Kelly, a Democrat who replaced Illinois Congressman Jesse Jackson Jr. in a special election earlier this year, joined her colleagues with the Congressional Black Caucus at Chicago State University on the city's South Side, vowing to take solutions back to Washington.
Kelly says Chicago's shootings are the tipping point that prompted the emergency summit. According to the police department, murders are down 24 percent from last year. Overall, violent crime is down.
But a number of high-profile homicides — many involving young people — have alarmed leaders and garnered national attention.
More than 200 people attended the day-long forum. They discussed the proliferation of guns and the impact on youth — issues that go beyond Chicago. Fiery community leaders echoed oft-repeated problems and solutions.
Many spoke of the need for better education, parenting, mentoring and community reinvestment, but none offered new or specific solutions during the eight-plus hours of the forum. Many just needed the time to vent. And anything elected officials come up with would face a contentious Congress that is cutting government programs.
Still, Congressional Black Caucus leaders say ending violence is a priority. They want crime in black communities to draw the same support and sympathy as the Newtown school shootings.
Democratic Rep. Danny Davis represents the West Side of Chicago. He says curbing violence requires a long-term plan.
"I don't think the police are going to solve this problem," Davis says. "It may be putting a focus on early childhood education that does not give you the results you are looking for next week. But they may give you some results in the next 10 or 12 years. So there is the immediacy of the problem but there's not the immediacy of the solution."
Elected officials say Chicago may be the first stop in a national tour around urban violence — with New Orleans and Baltimore next on the list.
Rep. Maxine Waters, a Democrat from Los Angeles attending the summit, says leaders need to show love to young people.
"It's about development of the plan that will come out of this," Waters says. "Then let's see how the Congressional Black Caucus, how the White House, how the police, the Justice Department, how the local mayors, how the community activists can all play into the plan that they develop."

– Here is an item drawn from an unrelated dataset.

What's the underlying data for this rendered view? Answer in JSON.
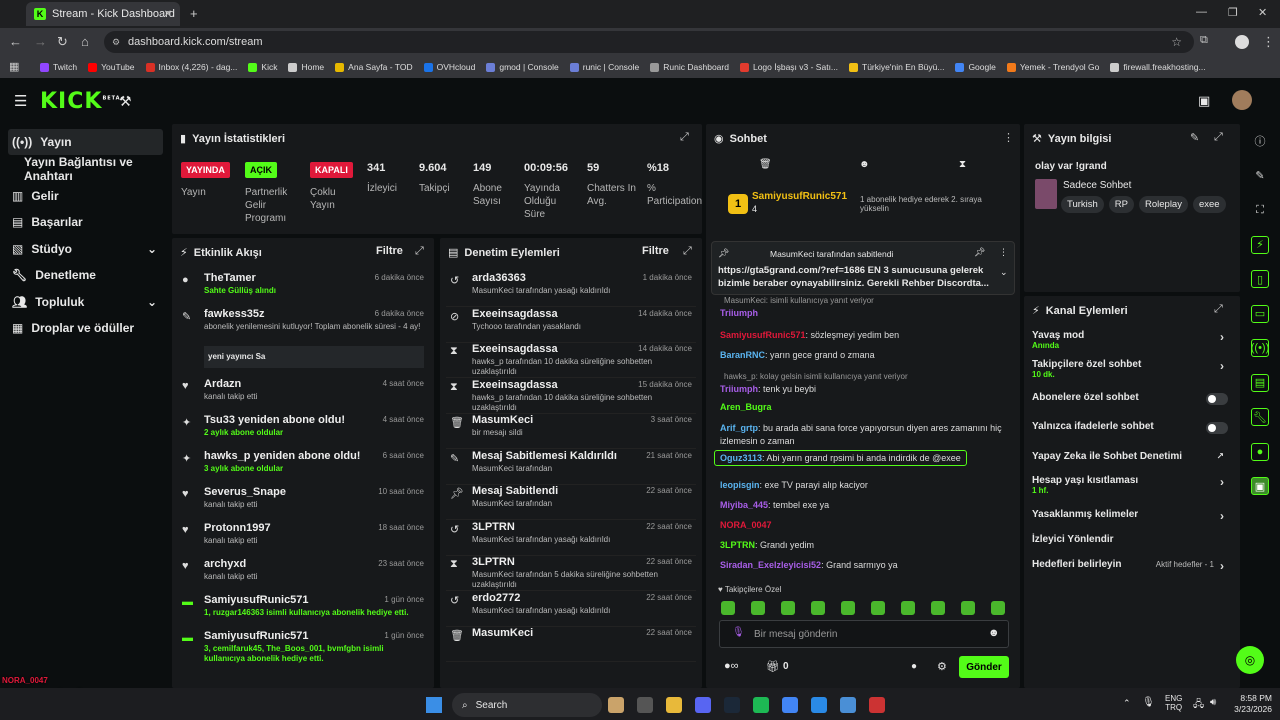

Few writers and public intellectuals command an audience like one currently following Ta-Nehisi Coates. But long before Coates' thoughts shaped nationwide conversations about race, justice and the black experience in America, he found his voice as a young writer in local D.C. and in the city where he grew up, Baltimore.